The weekend is here — AND it’s New Year’s Eve! Pour yourself a mug of Porto Rico Importing coffee, grab a seat by the fire, and get ready for our longer-form weekend reads:
• The Backstory of ChatGPT Creator OpenAI: Behind ChatGPT and other AI breakthroughs was Sam Altman’s fundraising—but skeptics remain. (Wall Street Journal)
• 52 things I learned in 2022: This year I worked on fascinating projects in energy, media and health* at Magnetic, and learned many learnings. (Medium) see also The 100 greatest innovations of 2022: The 35th annual Best of What’s New awards: Every year since 1988, Popular Science has highlighted the innovations that make living on Earth even a tiny bit better. And this year—our 35th—has been remarkable, thanks to the successful deployment of the JWST, which earned our highest honor as the Innovation of the Year. But it’s just one item out of the 100 stellar technological accomplishments our editors have selected to recognize. (Popular Science)
• A Kansas City family created Wish-Bone Italian Dressing. It became an American obsession: In 1948, Phillip Sollomi debuted an Italian vinaigrette at his Kansas City fried chicken restaurant, the Wishbone. An immediate hit, the salad dressing formed the foundation for an empire: You can find that iconic Wish-Bone bottle in nearly every supermarket in the country. Decades after Sollomi left the company, his family has returned to the city to reclaim their legacy. (KCUR)
• What Would It Take to Turn More Offices Into Housing? Vast amounts of empty real estate are a crisis for building owners. But some politicians and business leaders hope they can be converted into something new — and transform downtown neighborhoods. (New York Times)
• Alan MacMasters: How the great online toaster hoax was exposed: For more than a decade, a prankster spun a web of deception about the inventor of the electric toaster. His lies fooled newspapers, teachers and officials. Then a teenager flagged up something that everyone else had missed. (BBC)
• Physicists Rewrite a Quantum Rule That Clashes With Our Universe: The past and future are tightly linked in conventional quantum mechanics. A tweak could let quantum possibilities increase as space expands. (Quanta Magazine)
• The Clitoris Has Been Lost to Science for Centuries, but It’s Making a Comeback: The vulva has long been ignored in anatomical study. But scientists and doctors are making strides in mapping its pleasure center, the clitoris, and improving sensation for survivors of genital cutting. (Scientific American)
• Celebrating Pele, the greatest player in World Cup history: It is a matter of opinion whether Edson Arantes do Nascimento was the greatest footballer in the history of the world, but there’s little doubt he was the greatest footballer in the history of the World Cup. One simple fact concisely demonstrates that: Pele won it three times.
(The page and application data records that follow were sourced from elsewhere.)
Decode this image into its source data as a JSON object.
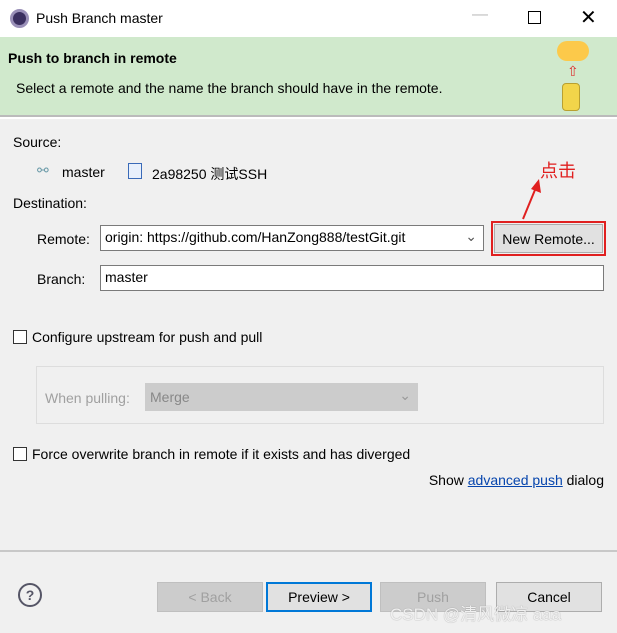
{
  "window": {
    "title": "Push Branch master"
  },
  "banner": {
    "title": "Push to branch in remote",
    "description": "Select a remote and the name the branch should have in the remote."
  },
  "source": {
    "label": "Source:",
    "branch": "master",
    "commit": "2a98250 测试SSH"
  },
  "destination": {
    "label": "Destination:",
    "remote_label": "Remote:",
    "remote_value": "origin: https://github.com/HanZong888/testGit.git",
    "new_remote": "New Remote...",
    "branch_label": "Branch:",
    "branch_value": "master"
  },
  "annotation": {
    "text": "点击",
    "color": "#e02020"
  },
  "upstream": {
    "label": "Configure upstream for push and pull",
    "when_pulling_label": "When pulling:",
    "when_pulling_value": "Merge"
  },
  "force": {
    "label": "Force overwrite branch in remote if it exists and has diverged"
  },
  "advanced": {
    "prefix": "Show",
    "link": "advanced push",
    "suffix": "dialog"
  },
  "footer": {
    "back": "< Back",
    "preview": "Preview >",
    "push": "Push",
    "cancel": "Cancel"
  },
  "watermark": "CSDN @清风微凉 aaa"
}
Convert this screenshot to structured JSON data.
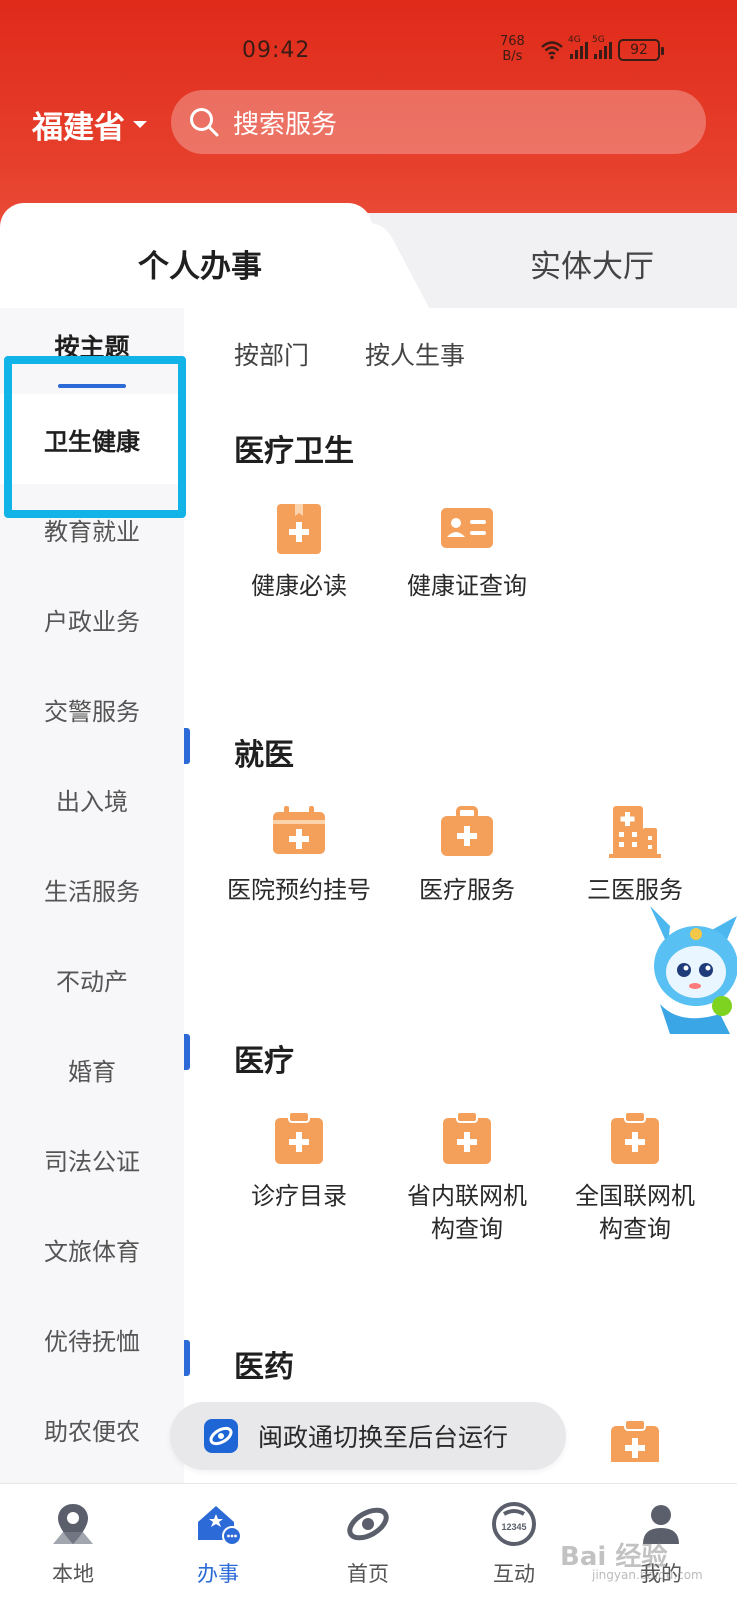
{
  "status_bar": {
    "time": "09:42",
    "net_speed_value": "768",
    "net_speed_unit": "B/s",
    "network_4g": "4G",
    "network_5g": "5G",
    "battery": "92"
  },
  "header": {
    "province": "福建省",
    "search_placeholder": "搜索服务"
  },
  "top_tabs": {
    "active": "个人办事",
    "inactive": "实体大厅"
  },
  "sidebar": {
    "theme_label": "按主题",
    "items": [
      {
        "label": "卫生健康",
        "active": true
      },
      {
        "label": "教育就业"
      },
      {
        "label": "户政业务"
      },
      {
        "label": "交警服务"
      },
      {
        "label": "出入境"
      },
      {
        "label": "生活服务"
      },
      {
        "label": "不动产"
      },
      {
        "label": "婚育"
      },
      {
        "label": "司法公证"
      },
      {
        "label": "文旅体育"
      },
      {
        "label": "优待抚恤"
      },
      {
        "label": "助农便农"
      }
    ]
  },
  "sub_tabs": [
    "按部门",
    "按人生事"
  ],
  "sections": [
    {
      "title": "医疗卫生",
      "services": [
        {
          "label": "健康必读",
          "icon": "book-plus-icon"
        },
        {
          "label": "健康证查询",
          "icon": "id-card-icon"
        }
      ]
    },
    {
      "title": "就医",
      "services": [
        {
          "label": "医院预约挂号",
          "icon": "calendar-plus-icon"
        },
        {
          "label": "医疗服务",
          "icon": "medical-kit-icon"
        },
        {
          "label": "三医服务",
          "icon": "hospital-building-icon"
        }
      ]
    },
    {
      "title": "医疗",
      "services": [
        {
          "label": "诊疗目录",
          "icon": "clipboard-plus-icon"
        },
        {
          "label": "省内联网机构查询",
          "icon": "clipboard-plus-icon"
        },
        {
          "label": "全国联网机构查询",
          "icon": "clipboard-plus-icon"
        }
      ]
    },
    {
      "title": "医药",
      "services": []
    }
  ],
  "toast": {
    "text": "闽政通切换至后台运行"
  },
  "bottom_nav": [
    {
      "label": "本地",
      "icon": "location-icon"
    },
    {
      "label": "办事",
      "icon": "service-house-icon",
      "active": true
    },
    {
      "label": "首页",
      "icon": "home-logo-icon"
    },
    {
      "label": "互动",
      "icon": "hotline-12345-icon"
    },
    {
      "label": "我的",
      "icon": "profile-icon"
    }
  ],
  "watermark": {
    "text": "Bai 经验",
    "sub": "jingyan.baidu.com"
  },
  "colors": {
    "brand_red": "#e02a1a",
    "accent_blue": "#2c6bd7",
    "icon_orange": "#f5a05a",
    "highlight_cyan": "#12b3e6"
  }
}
No one else in history, man or woman, can match that. (The Athletic)
• Live and let fly: the tall tale of Paul McCartney’s 007 theme song is revealed: Newly discovered archive material shows former Beatle was always producers’ choice to sing during credits for Live and Let Die. (The Guardian)
Be sure to check out our Masters in Business interview this weekend with Michael Lewis. We discuss Season 3 of his podcast Against the Rules. We also delve into the 30th anniversary of Liar’s Poker: Rising Through the Wreckage on Wall Street, and his new audio recording of the book. He is also the author of Undoing Project, Moneyball, Flashboys, The Big Short, and so many others.
65% recession chance seen
To learn how these reads are assembled each day, please see this.